Work request -
Set down every entry again exactly as it stands below.

Excerpts from an interface dataset
*** Begin section ***

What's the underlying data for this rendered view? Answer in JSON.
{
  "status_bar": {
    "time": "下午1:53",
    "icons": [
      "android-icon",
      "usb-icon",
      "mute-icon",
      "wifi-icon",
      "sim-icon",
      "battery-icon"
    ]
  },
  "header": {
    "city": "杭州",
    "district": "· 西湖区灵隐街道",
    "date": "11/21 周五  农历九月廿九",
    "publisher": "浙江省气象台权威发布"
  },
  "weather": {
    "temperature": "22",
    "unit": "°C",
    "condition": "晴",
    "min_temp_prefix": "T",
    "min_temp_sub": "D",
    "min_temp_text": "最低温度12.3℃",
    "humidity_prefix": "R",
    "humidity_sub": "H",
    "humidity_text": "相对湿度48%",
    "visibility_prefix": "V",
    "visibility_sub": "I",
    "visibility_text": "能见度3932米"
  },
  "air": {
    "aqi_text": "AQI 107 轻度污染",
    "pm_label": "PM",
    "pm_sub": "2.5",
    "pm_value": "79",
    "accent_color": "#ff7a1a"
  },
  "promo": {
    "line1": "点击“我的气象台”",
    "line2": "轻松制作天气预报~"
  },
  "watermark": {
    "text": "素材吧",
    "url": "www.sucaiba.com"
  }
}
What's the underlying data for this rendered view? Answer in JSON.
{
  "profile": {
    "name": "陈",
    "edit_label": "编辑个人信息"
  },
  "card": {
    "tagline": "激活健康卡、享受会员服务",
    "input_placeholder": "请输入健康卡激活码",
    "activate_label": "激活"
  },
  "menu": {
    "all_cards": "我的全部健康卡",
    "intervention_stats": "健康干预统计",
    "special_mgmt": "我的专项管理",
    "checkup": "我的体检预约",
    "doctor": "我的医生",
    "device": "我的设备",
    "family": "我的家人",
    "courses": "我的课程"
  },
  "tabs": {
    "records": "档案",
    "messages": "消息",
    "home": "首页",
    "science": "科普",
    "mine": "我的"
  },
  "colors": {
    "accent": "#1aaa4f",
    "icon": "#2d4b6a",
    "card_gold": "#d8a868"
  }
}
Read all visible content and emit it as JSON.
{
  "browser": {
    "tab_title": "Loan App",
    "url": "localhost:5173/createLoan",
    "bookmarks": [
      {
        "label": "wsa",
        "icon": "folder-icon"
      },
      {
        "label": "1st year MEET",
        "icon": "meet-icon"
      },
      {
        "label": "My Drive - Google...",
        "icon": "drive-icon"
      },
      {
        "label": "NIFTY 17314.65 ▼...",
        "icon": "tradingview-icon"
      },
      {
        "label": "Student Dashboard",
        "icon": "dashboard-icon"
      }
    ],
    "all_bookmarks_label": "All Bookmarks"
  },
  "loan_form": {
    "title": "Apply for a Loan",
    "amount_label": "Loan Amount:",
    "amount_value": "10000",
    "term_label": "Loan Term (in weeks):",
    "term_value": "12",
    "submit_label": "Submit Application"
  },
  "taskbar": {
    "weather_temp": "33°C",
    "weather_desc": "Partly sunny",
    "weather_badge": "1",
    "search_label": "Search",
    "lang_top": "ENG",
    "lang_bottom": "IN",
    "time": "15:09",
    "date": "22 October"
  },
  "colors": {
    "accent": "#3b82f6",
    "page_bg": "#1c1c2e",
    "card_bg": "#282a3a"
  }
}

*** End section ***

Response -
What's the underlying data for this rendered view? Answer in JSON.
{
  "status_bar": {
    "time": "下午1:53",
    "icons": [
      "android-icon",
      "usb-icon",
      "mute-icon",
      "wifi-icon",
      "sim-icon",
      "battery-icon"
    ]
  },
  "header": {
    "city": "杭州",
    "district": "· 西湖区灵隐街道",
    "date": "11/21 周五  农历九月廿九",
    "publisher": "浙江省气象台权威发布"
  },
  "weather": {
    "temperature": "22",
    "unit": "°C",
    "condition": "晴",
    "min_temp_prefix": "T",
    "min_temp_sub": "D",
    "min_temp_text": "最低温度12.3℃",
    "humidity_prefix": "R",
    "humidity_sub": "H",
    "humidity_text": "相对湿度48%",
    "visibility_prefix": "V",
    "visibility_sub": "I",
    "visibility_text": "能见度3932米"
  },
  "air": {
    "aqi_text": "AQI 107 轻度污染",
    "pm_label": "PM",
    "pm_sub": "2.5",
    "pm_value": "79",
    "accent_color": "#ff7a1a"
  },
  "promo": {
    "line1": "点击“我的气象台”",
    "line2": "轻松制作天气预报~"
  },
  "watermark": {
    "text": "素材吧",
    "url": "www.sucaiba.com"
  }
}
What's the underlying data for this rendered view? Answer in JSON.
{
  "profile": {
    "name": "陈",
    "edit_label": "编辑个人信息"
  },
  "card": {
    "tagline": "激活健康卡、享受会员服务",
    "input_placeholder": "请输入健康卡激活码",
    "activate_label": "激活"
  },
  "menu": {
    "all_cards": "我的全部健康卡",
    "intervention_stats": "健康干预统计",
    "special_mgmt": "我的专项管理",
    "checkup": "我的体检预约",
    "doctor": "我的医生",
    "device": "我的设备",
    "family": "我的家人",
    "courses": "我的课程"
  },
  "tabs": {
    "records": "档案",
    "messages": "消息",
    "home": "首页",
    "science": "科普",
    "mine": "我的"
  },
  "colors": {
    "accent": "#1aaa4f",
    "icon": "#2d4b6a",
    "card_gold": "#d8a868"
  }
}
Read all visible content and emit it as JSON.
{
  "browser": {
    "tab_title": "Loan App",
    "url": "localhost:5173/createLoan",
    "bookmarks": [
      {
        "label": "wsa",
        "icon": "folder-icon"
      },
      {
        "label": "1st year MEET",
        "icon": "meet-icon"
      },
      {
        "label": "My Drive - Google...",
        "icon": "drive-icon"
      },
      {
        "label": "NIFTY 17314.65 ▼...",
        "icon": "tradingview-icon"
      },
      {
        "label": "Student Dashboard",
        "icon": "dashboard-icon"
      }
    ],
    "all_bookmarks_label": "All Bookmarks"
  },
  "loan_form": {
    "title": "Apply for a Loan",
    "amount_label": "Loan Amount:",
    "amount_value": "10000",
    "term_label": "Loan Term (in weeks):",
    "term_value": "12",
    "submit_label": "Submit Application"
  },
  "taskbar": {
    "weather_temp": "33°C",
    "weather_desc": "Partly sunny",
    "weather_badge": "1",
    "search_label": "Search",
    "lang_top": "ENG",
    "lang_bottom": "IN",
    "time": "15:09",
    "date": "22 October"
  },
  "colors": {
    "accent": "#3b82f6",
    "page_bg": "#1c1c2e",
    "card_bg": "#282a3a"
  }
}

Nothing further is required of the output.